“We can drop the two of them off at the demons’ stables while heading towards the cafeteria,” Uzziel said and rubbed his chin. “It would be a slight detour.”
“There is no need for that,” Raea said. “Palan will eat in the cafeteria with me.”
“Miss Caelum,” Uzziel said as his eyes narrowed. “Have you already forgotten what I showed you?”
“No,” Raea said and stared into Uzziel’s eyes. “I read the rulebook for the army before I was dispatched to the borderland. There are no rules against bringing a demon into the cafeteria.”
“There are unwritten rules that everyone follows,” Uzziel said. “Segregated—”
“If it is not in the rulebook,” Raea said, her voice raising, “then I am not doing anything wrong. I will have my dinner with Palan, or I will not have any dinner at all.”
Uzziel stared at Raea before sighing. “You’re as stubborn as Elrith,” he said before shaking his head. “Very well. Don’t say I didn’t warn you.” He turned his gaze towards Tara. “And what is with you? Are you really that enamored by this regular demon? Waking you up to eat was worse than pulling teeth.” There was no response. Uzziel snorted before opening the door.
The group traveled to the cafeteria. It was within the walls of the checkpoint. The room was windowless and lit up by blue crystals hanging from the ceiling. Hundreds of tables that could easily fit ten people were lined up along one side of the room. On the other side, stands filled with food were manned by goblins and lizardmen. Cleo’s mouth fell open at the sheer size of the place, and she tugged on Raea’s arm. “There’s so much food here! You could feed my city for weeks with this amount of food.”
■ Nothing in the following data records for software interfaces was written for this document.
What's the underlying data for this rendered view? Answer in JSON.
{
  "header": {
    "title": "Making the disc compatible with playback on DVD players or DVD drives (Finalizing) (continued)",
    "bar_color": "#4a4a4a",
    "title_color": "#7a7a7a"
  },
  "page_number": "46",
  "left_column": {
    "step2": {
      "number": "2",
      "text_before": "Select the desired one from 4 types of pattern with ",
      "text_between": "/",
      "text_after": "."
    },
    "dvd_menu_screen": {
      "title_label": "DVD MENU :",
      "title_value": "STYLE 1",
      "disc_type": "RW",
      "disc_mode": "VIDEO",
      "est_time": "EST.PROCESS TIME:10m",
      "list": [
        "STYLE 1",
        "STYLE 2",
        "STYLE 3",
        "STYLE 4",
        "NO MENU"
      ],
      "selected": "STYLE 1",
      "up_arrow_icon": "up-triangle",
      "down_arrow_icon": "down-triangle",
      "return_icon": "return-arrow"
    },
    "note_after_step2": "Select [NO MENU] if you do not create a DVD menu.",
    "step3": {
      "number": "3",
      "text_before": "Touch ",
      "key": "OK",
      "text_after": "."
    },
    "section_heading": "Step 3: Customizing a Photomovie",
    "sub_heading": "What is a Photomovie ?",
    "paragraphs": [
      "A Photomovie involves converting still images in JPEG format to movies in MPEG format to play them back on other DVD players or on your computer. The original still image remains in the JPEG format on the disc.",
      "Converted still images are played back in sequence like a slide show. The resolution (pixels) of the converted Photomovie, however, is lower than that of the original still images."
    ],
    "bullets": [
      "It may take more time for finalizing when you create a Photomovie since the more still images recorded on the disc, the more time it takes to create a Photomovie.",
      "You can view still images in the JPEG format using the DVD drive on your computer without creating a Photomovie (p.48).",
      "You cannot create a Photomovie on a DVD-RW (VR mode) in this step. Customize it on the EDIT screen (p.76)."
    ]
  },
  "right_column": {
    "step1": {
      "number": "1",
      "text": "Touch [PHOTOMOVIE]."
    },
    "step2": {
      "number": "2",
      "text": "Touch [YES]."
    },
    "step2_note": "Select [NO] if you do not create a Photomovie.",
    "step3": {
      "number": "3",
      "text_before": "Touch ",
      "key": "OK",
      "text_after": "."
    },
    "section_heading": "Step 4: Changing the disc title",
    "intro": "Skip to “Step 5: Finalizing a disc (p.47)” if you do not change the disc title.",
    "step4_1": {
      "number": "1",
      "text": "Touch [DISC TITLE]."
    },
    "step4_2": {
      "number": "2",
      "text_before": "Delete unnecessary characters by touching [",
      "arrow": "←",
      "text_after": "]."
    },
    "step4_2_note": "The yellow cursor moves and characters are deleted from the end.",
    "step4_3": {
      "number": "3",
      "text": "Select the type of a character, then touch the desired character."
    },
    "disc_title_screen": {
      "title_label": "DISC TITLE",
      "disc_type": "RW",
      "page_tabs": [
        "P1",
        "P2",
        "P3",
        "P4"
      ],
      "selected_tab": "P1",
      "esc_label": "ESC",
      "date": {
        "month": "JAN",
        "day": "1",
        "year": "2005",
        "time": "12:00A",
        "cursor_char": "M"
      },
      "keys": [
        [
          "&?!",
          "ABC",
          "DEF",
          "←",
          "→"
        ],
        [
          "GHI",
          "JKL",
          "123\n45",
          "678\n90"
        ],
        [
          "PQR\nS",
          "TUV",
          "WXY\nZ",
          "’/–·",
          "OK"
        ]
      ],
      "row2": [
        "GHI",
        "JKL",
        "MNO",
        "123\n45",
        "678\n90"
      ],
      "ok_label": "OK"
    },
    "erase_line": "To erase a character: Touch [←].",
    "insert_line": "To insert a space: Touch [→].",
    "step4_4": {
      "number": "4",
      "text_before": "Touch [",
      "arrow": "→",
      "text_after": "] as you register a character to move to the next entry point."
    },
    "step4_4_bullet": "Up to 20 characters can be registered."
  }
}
A few soldiers turned to stare at Raea. They started to whisper. “Weren’t there rumors about General Elrith’s little sister accompanying our army?”
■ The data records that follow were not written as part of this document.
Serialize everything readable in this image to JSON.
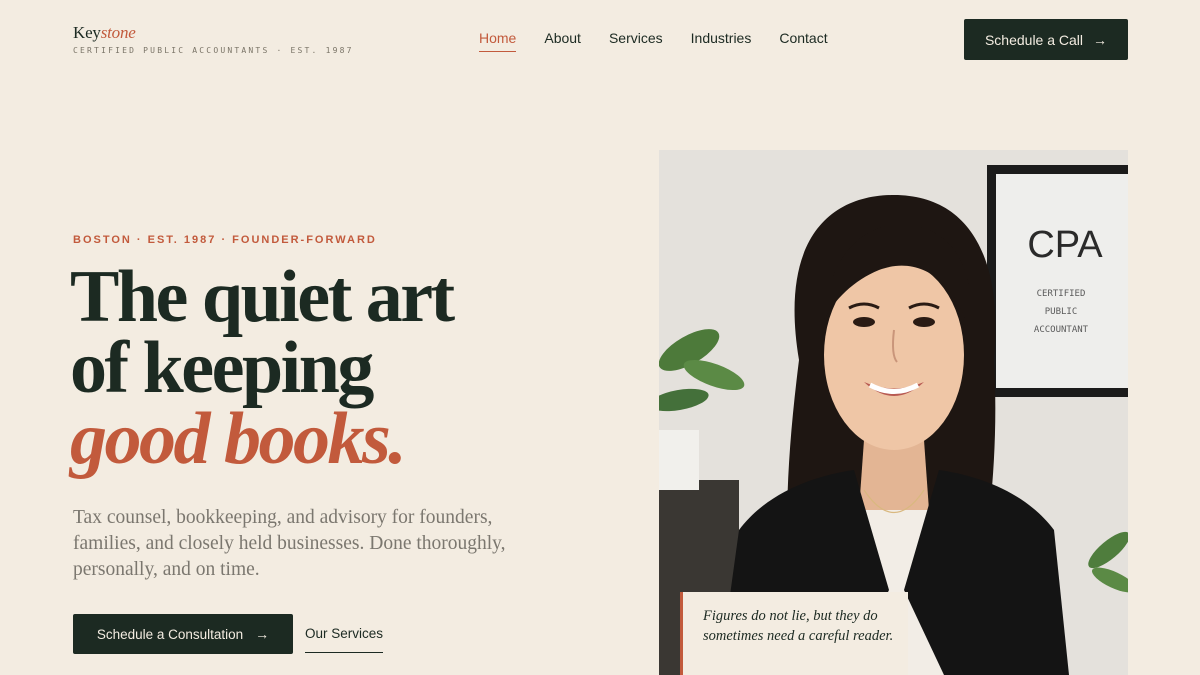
{
  "brand": {
    "name_plain": "Key",
    "name_accent": "stone",
    "tagline": "CERTIFIED PUBLIC ACCOUNTANTS · EST. 1987"
  },
  "nav": {
    "items": [
      {
        "label": "Home",
        "active": true
      },
      {
        "label": "About"
      },
      {
        "label": "Services"
      },
      {
        "label": "Industries"
      },
      {
        "label": "Contact"
      }
    ],
    "cta_label": "Schedule a Call",
    "cta_icon": "arrow-right-icon"
  },
  "hero": {
    "eyebrow": "BOSTON · EST. 1987 · FOUNDER-FORWARD",
    "headline_line1": "The quiet art",
    "headline_line2": "of keeping",
    "headline_accent": "good books.",
    "lede": "Tax counsel, bookkeeping, and advisory for founders, families, and closely held businesses. Done thoroughly, personally, and on time.",
    "primary_cta": "Schedule a Consultation",
    "secondary_cta": "Our Services",
    "quote": "Figures do not lie, but they do sometimes need a careful reader."
  },
  "photo": {
    "sign_title": "CPA",
    "sign_line1": "CERTIFIED",
    "sign_line2": "PUBLIC",
    "sign_line3": "ACCOUNTANT"
  },
  "colors": {
    "background": "#f3ece1",
    "ink": "#1c2a22",
    "accent": "#c25a3c",
    "muted": "#7b776f"
  }
}
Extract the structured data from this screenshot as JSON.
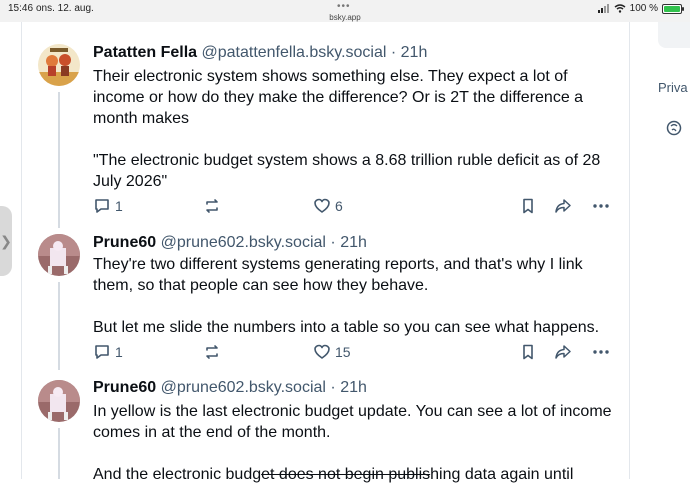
{
  "status_bar": {
    "time": "15:46",
    "date": "ons. 12. aug.",
    "url": "bsky.app",
    "battery": "100 %"
  },
  "sidebar": {
    "privacy_link": "Priva"
  },
  "posts": [
    {
      "author_name": "Patatten Fella",
      "handle": "@patattenfella.bsky.social",
      "separator": "·",
      "time": "21h",
      "paragraphs": [
        "Their electronic system shows something else. They expect a lot of income or how do they make the difference? Or is 2T the difference a month makes",
        "\"The electronic budget system shows a 8.68 trillion ruble deficit as of 28 July 2026\""
      ],
      "reply_count": "1",
      "like_count": "6"
    },
    {
      "author_name": "Prune60",
      "handle": "@prune602.bsky.social",
      "separator": "·",
      "time": "21h",
      "paragraphs": [
        "They're two different systems generating reports, and that's why I link them, so that people can see how they behave.",
        "But let me slide the numbers into a table so you can see what happens."
      ],
      "reply_count": "1",
      "like_count": "15"
    },
    {
      "author_name": "Prune60",
      "handle": "@prune602.bsky.social",
      "separator": "·",
      "time": "21h",
      "paragraphs": [
        "In yellow is the last electronic budget update.  You can see a lot of income comes in at the end of the month."
      ],
      "partial_line_start": "And the electronic budg",
      "partial_line_struck": "et does not begin publis",
      "partial_line_end": "hing data again until"
    }
  ],
  "colors": {
    "text_primary": "#0b0f14",
    "text_secondary": "#42576c",
    "border": "#e3e7ec",
    "thread_line": "#d5dbe2"
  }
}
“Yeah. Is that her? I’ve never seen Colonel Uzziel accompany anyone here.”
“The Tyrant had a little sister? Seriously?”
Gradually, a wave of silence washed over the room. People in the back noticed that the front was becoming less noisy and they turned their heads to observe, causing the people behind them to fall silent as well. Uzziel let out a sigh as he addressed Raea. “I was in the same class as Elrith, you know? These people don’t bat an eye when I walk in, but the instant Elrith’s little sister, who they’ve never seen before, walks in, the room falls silent. How is this even fair?”
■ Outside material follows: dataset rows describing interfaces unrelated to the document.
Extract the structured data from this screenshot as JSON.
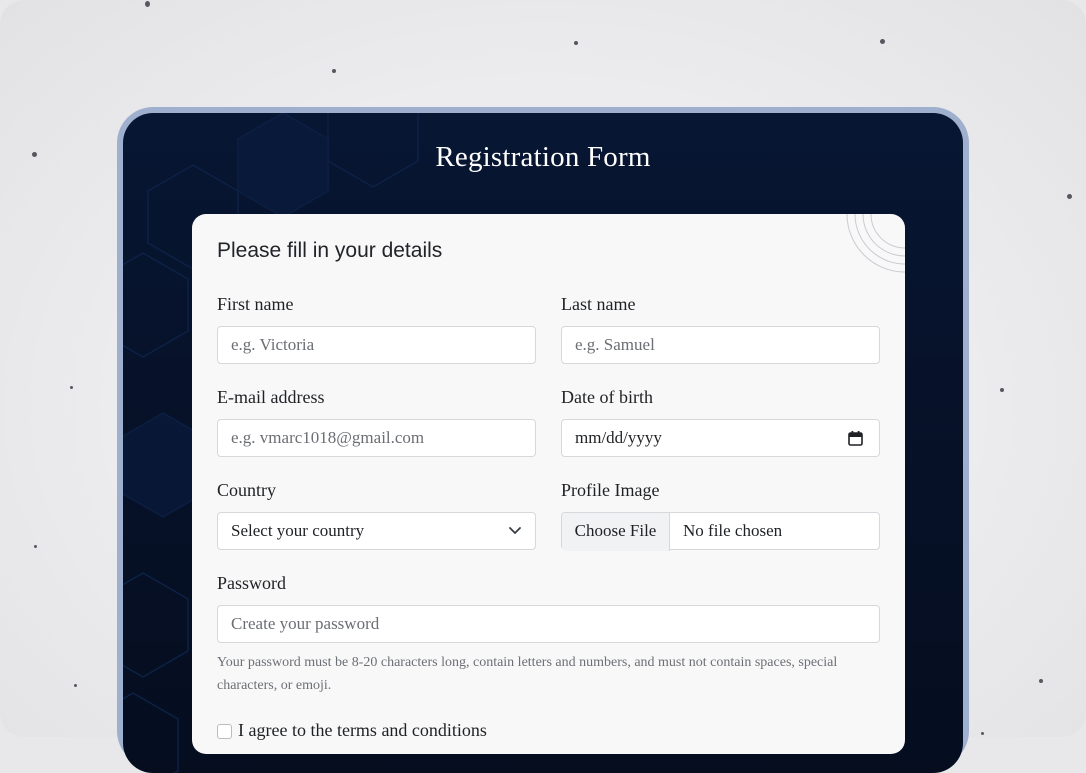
{
  "form": {
    "title": "Registration Form",
    "heading": "Please fill in your details"
  },
  "fields": {
    "first_name": {
      "label": "First name",
      "placeholder": "e.g. Victoria"
    },
    "last_name": {
      "label": "Last name",
      "placeholder": "e.g. Samuel"
    },
    "email": {
      "label": "E-mail address",
      "placeholder": "e.g. vmarc1018@gmail.com"
    },
    "dob": {
      "label": "Date of birth",
      "value": "mm/dd/yyyy"
    },
    "country": {
      "label": "Country",
      "selected": "Select your country"
    },
    "profile_image": {
      "label": "Profile Image",
      "button": "Choose File",
      "status": "No file chosen"
    },
    "password": {
      "label": "Password",
      "placeholder": "Create your password",
      "hint": "Your password must be 8-20 characters long, contain letters and numbers, and must not contain spaces, special characters, or emoji."
    }
  },
  "terms": {
    "label": "I agree to the terms and conditions"
  },
  "icons": {
    "select_arrow": "chevron-down-icon",
    "date_picker": "calendar-icon"
  },
  "colors": {
    "screen_bg": "#071633",
    "frame": "#9fb0cf",
    "card_bg": "#f8f8f9"
  }
}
The room was completely silent except for the footsteps of Raea’s group as they walked past a few tables before approaching a food stand. The soldiers were all standing and saluting in silence. Raea was flabbergasted. “What did Elly do to these people?” she asked, turning towards Uzziel. “And you say I act similarly to him?”
Uzziel nodded. “What are you all saluting for!” he shouted towards the room. “She’s only a lieutenant. All of you were at least captains before being promoted to this army!” The soldiers looked at each other before putting their arms down. They took their seats and gradually, the din began to rise.
Raea took a seat with Palan, and the surrounding soldiers cleared out of the area. Uzziel sighed. “I told you that you’d be isolated because of your demon,” he said.
Raea raised an eyebrow. “I have a feeling that no one would want to sit with me regardless of whether or not Palan was here.” She stared up at the ceiling and recalled her oldest brother who would entertain her with hand puppets and funny faces. She wanted to ask him, “Did you become this terrifying while I was gone, or did I just never notice who you truly were?” She sighed and bit into her sandwich. She found that it was only after seeing more of the world, that she realized how little she actually knew. She glanced at Palan who was sniffing his food for poison like he always did and couldn’t help but smile.